## GIVEN INFORMATION:
========

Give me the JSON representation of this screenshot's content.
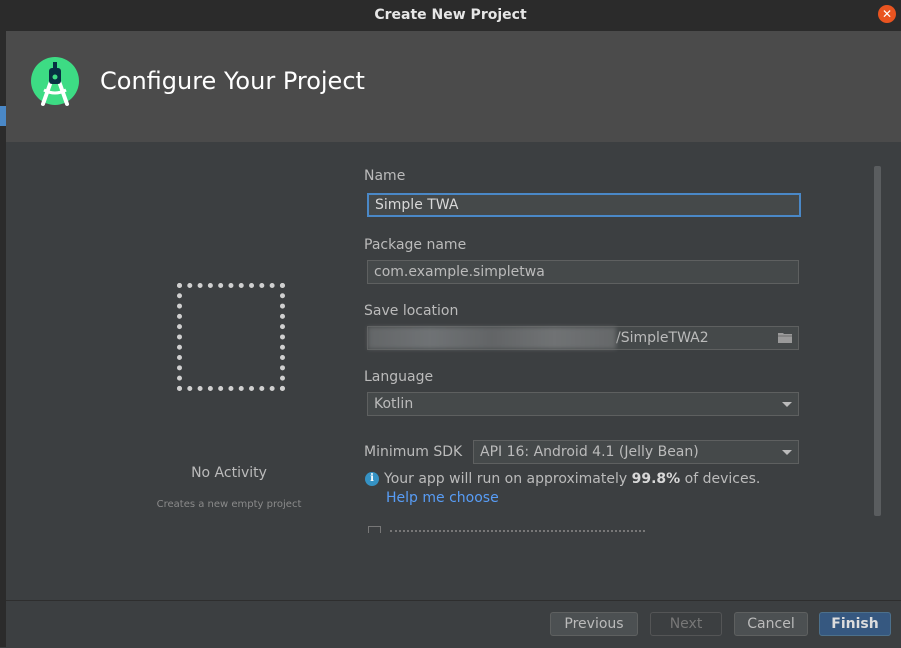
{
  "window": {
    "title": "Create New Project",
    "close_icon": "close-icon"
  },
  "header": {
    "title": "Configure Your Project",
    "logo_icon": "android-studio-icon"
  },
  "template": {
    "name": "No Activity",
    "description": "Creates a new empty project"
  },
  "form": {
    "name": {
      "label": "Name",
      "value": "Simple TWA"
    },
    "package": {
      "label": "Package name",
      "value": "com.example.simpletwa"
    },
    "save_location": {
      "label": "Save location",
      "value": "/SimpleTWA2"
    },
    "language": {
      "label": "Language",
      "value": "Kotlin"
    },
    "min_sdk": {
      "label": "Minimum SDK",
      "value": "API 16: Android 4.1 (Jelly Bean)"
    },
    "info": {
      "prefix": "Your app will run on approximately ",
      "percent": "99.8%",
      "suffix": " of devices."
    },
    "help_link": "Help me choose"
  },
  "buttons": {
    "previous": "Previous",
    "next": "Next",
    "cancel": "Cancel",
    "finish": "Finish"
  },
  "colors": {
    "accent": "#4a88c7",
    "primary_button": "#365880",
    "link": "#589df6",
    "close": "#e95420"
  }
}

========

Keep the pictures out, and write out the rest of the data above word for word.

## OUTPUT FOR THIS TASK:
Give me the JSON representation of this screenshot's content.
{
  "window": {
    "title": "Create New Project",
    "close_icon": "close-icon"
  },
  "header": {
    "title": "Configure Your Project",
    "logo_icon": "android-studio-icon"
  },
  "template": {
    "name": "No Activity",
    "description": "Creates a new empty project"
  },
  "form": {
    "name": {
      "label": "Name",
      "value": "Simple TWA"
    },
    "package": {
      "label": "Package name",
      "value": "com.example.simpletwa"
    },
    "save_location": {
      "label": "Save location",
      "value": "/SimpleTWA2"
    },
    "language": {
      "label": "Language",
      "value": "Kotlin"
    },
    "min_sdk": {
      "label": "Minimum SDK",
      "value": "API 16: Android 4.1 (Jelly Bean)"
    },
    "info": {
      "prefix": "Your app will run on approximately ",
      "percent": "99.8%",
      "suffix": " of devices."
    },
    "help_link": "Help me choose"
  },
  "buttons": {
    "previous": "Previous",
    "next": "Next",
    "cancel": "Cancel",
    "finish": "Finish"
  },
  "colors": {
    "accent": "#4a88c7",
    "primary_button": "#365880",
    "link": "#589df6",
    "close": "#e95420"
  }
}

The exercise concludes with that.